The 15-year period and bonus depreciation are not available when the taxpayer is a "real property trade or business" that has made an election to avoid the limitations on interest deductions imposed by Section 163(j) of the Tax Code. With such an election, QIP must be depreciated over a 20-year period, and bonus depreciation is not allowed. This election is irrevocable, and once made it applies to all subsequent tax years. As a result, if a taxpayer has already made this election for a prior tax year, its QIP will not be eligible for the 15-year period or bonus depreciation. If a taxpayer has not already made this election and is weighing whether to make this election for 2020 or a future tax year, it should take into account these new depreciation rules.


Although the new depreciation rules are technically applicable to the 2018 and 2019 tax years, taxpayers might not be entitled to a refund or other tax benefit if the property is owned by an entity that is treated as a partnership for tax purposes. Under the new partnership audit rules, refunds are generally not available. Instead, partners effectively receive a non-refundable tax credit that can only be used in the year the returns are adjusted (e.g., 2020); this "credit" cannot be carried forward or back to some other year. Therefore, if a partner will have net losses for 2020, it will receive no tax benefit from adjustments a partnership makes to its 2018 or 2019 return to reflect the new depreciation rules. In fact, those partnership adjustments could increase the total amount of tax that the partner must pay. It is therefore critical to take the new partnership audit rules into account before adjusting a partnership's tax return. This issue is discussed in greater detail in my Tax Notes article, "The Push-Out Election and AARs Might Not Get You Back to Kansas," 165 Tax Notes 1429 (December 2, 2019).

© 2010-2020 Allen Matkins Leck Gamble Mallory & Natsis LLP National Law Review, Volume X, Number 91



About this Author

Kate Krauss Corporate & Tax Attorney
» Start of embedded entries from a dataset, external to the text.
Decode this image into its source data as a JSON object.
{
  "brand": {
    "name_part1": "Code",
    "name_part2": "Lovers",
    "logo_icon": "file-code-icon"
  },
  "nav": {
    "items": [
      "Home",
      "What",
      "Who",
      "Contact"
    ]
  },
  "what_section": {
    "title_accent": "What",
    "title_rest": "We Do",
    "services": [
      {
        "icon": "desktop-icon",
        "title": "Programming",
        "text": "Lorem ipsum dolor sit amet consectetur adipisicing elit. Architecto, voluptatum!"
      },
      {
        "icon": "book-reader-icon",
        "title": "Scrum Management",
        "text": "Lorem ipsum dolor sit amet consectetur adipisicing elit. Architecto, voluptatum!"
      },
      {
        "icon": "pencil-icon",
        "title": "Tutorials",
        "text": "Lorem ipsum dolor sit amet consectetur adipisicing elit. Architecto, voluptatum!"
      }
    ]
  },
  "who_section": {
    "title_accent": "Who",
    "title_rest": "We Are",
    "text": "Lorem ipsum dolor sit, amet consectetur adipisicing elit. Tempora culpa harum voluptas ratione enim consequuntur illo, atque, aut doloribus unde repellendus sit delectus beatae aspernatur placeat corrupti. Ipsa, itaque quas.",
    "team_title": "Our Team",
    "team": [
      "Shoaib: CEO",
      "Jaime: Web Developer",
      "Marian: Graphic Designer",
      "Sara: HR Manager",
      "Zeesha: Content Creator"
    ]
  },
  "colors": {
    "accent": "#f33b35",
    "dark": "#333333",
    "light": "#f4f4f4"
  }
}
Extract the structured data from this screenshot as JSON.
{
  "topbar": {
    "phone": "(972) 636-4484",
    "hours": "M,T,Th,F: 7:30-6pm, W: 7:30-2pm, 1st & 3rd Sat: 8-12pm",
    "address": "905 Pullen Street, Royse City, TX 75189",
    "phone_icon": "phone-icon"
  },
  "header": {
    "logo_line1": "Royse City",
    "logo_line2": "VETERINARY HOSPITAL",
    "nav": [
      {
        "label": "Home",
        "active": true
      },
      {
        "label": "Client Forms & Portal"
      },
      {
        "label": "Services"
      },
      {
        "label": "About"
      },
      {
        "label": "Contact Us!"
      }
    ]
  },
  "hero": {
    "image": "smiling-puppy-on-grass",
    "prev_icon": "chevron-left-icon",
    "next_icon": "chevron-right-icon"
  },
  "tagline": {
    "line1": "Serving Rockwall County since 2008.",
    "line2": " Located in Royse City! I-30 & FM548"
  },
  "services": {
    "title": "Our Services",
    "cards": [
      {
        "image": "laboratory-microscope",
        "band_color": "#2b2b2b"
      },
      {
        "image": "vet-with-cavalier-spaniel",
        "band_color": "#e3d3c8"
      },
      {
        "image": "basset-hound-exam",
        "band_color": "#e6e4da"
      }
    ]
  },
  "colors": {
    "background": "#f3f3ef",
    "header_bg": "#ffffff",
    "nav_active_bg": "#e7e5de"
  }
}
Kate Kraus is a partner in the firm's Los Angeles office practicing in the firm's Corporate, Tax and Joint Ventures groups. Kate has extensive experience in tax planning and structuring for partnerships and their partners, including formations, financing transactions, acquisitions, restructurings, debt workouts, and liquidations. Kate's clients include real estate funds, private equity funds, hedge funds, Fortune 100 companies, mid market companies and high net worth individuals. Kate is also a leading authority on the new partnership audit rules that were enacted by the Bipartisan Budget...